Herman proposes changes to the algorithms in 12.1. He will pass the details to Bill. Various places where "NoIn" variants are needed for expressions in the productions. In 12.14 we are only allowed to have one catch, so we need to drop CatchList from the productions. Herman needs to provide exact wording for the revised algorithms to Bill.
In section 13, references to FormalParameterList don't need the opt suffix. This is only needed in the production rules.
Herman talked about the example:
Some discussion after lunch on the scope the optional function identifier is bound to. Currently its not used. Waldemar's proposed change is not yet fully incorporated into the document. Herman suggests that we make a copy of "the" scope chain in 13.1 step 6.

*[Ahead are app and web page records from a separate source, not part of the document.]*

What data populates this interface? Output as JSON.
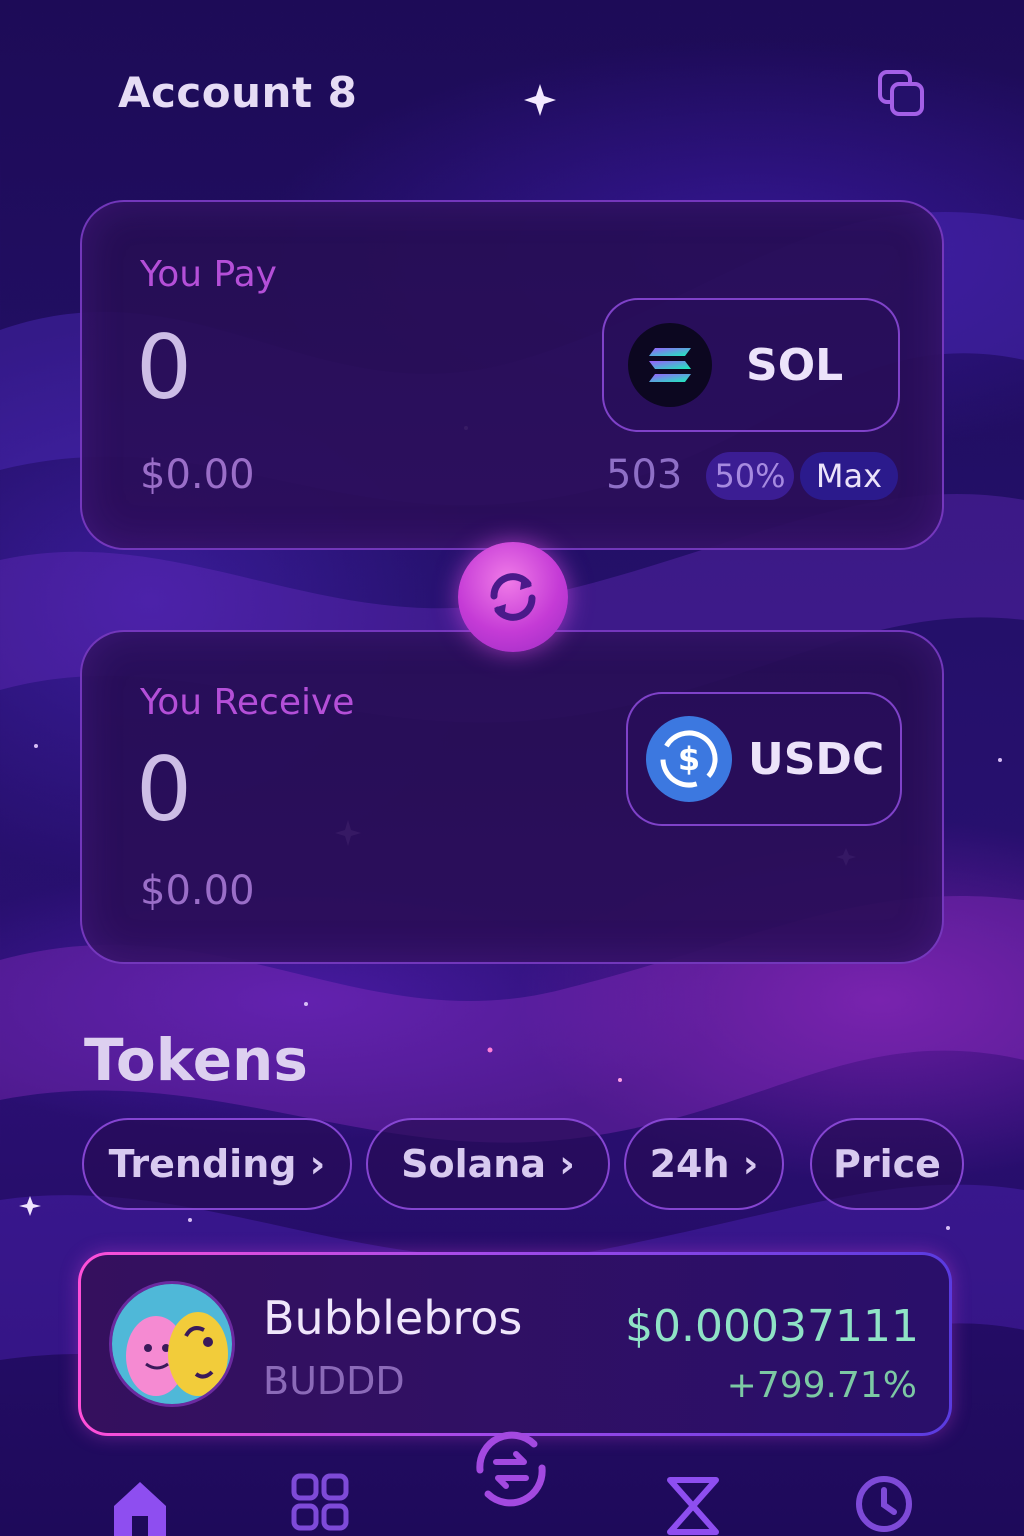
{
  "header": {
    "title": "Account 8",
    "copy_icon": "copy-icon"
  },
  "pay": {
    "label": "You Pay",
    "amount": "0",
    "usd": "$0.00",
    "token": "SOL",
    "balance": "503",
    "half_label": "50%",
    "max_label": "Max"
  },
  "receive": {
    "label": "You Receive",
    "amount": "0",
    "usd": "$0.00",
    "token": "USDC"
  },
  "swap_icon": "swap-arrows-icon",
  "tokens": {
    "title": "Tokens",
    "filters": [
      {
        "label": "Trending ›"
      },
      {
        "label": "Solana ›"
      },
      {
        "label": "24h ›"
      },
      {
        "label": "Price"
      }
    ],
    "items": [
      {
        "name": "Bubblebros",
        "ticker": "BUDDD",
        "price": "$0.00037111",
        "change": "+799.71%"
      }
    ]
  },
  "nav": {
    "items": [
      "home-icon",
      "grid-icon",
      "swap-icon",
      "hourglass-icon",
      "clock-icon"
    ],
    "active": "home-icon"
  },
  "colors": {
    "accent_pink": "#d94fe0",
    "accent_purple": "#8a4be8",
    "positive": "#7cc9a4"
  }
}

Dave proposes that sections start on new pages, especially section 15 which is the bulk of the spec.
Herman asks that we replace the text "completion type of Result(X)" by X.type.
18.104.22.168 step 3 needs to be supplemented with a note to the effect that [[hasProperty]] is not used since this step doesn't inherit properties. Mike M will find where it was he copied this text from as both places need to be revised. In 15.3.5 we need to add the [[Scope]] property.
In the Array.prototype.* operations in 15.4.4.* we need to specify length values. This applies generally to functions specified as having a variable number of arguments.
22.214.171.124 Richard proposes we replace "UTF-16 encoding of a character" by "UTF-16 code point value". Similarly for 126.96.36.199. In 188.8.131.52 and 184.108.40.206 we ought to add a note that these functions are generic as per the previous functions.
15.8 we want to strike "merely" and to add [[Scope]].
Last para before 220.127.116.11, replace "underlying operating system" by "host system". Is 18.104.22.168 spelled correctly with a lower case "z" in getTimezoneOffset?
In section 15.11 we need to globally replace "Exception" by "Error". In 22.214.171.124 we decided to make toString generic (currently the document notes its not generic). In 126.96.36.199 ArrayLengthError becomes RangeError.
Section 16 is out of date. Bill to replace it by Waldemar's text.
Please send your text to Bill by August 1st. Bill will send out reminders.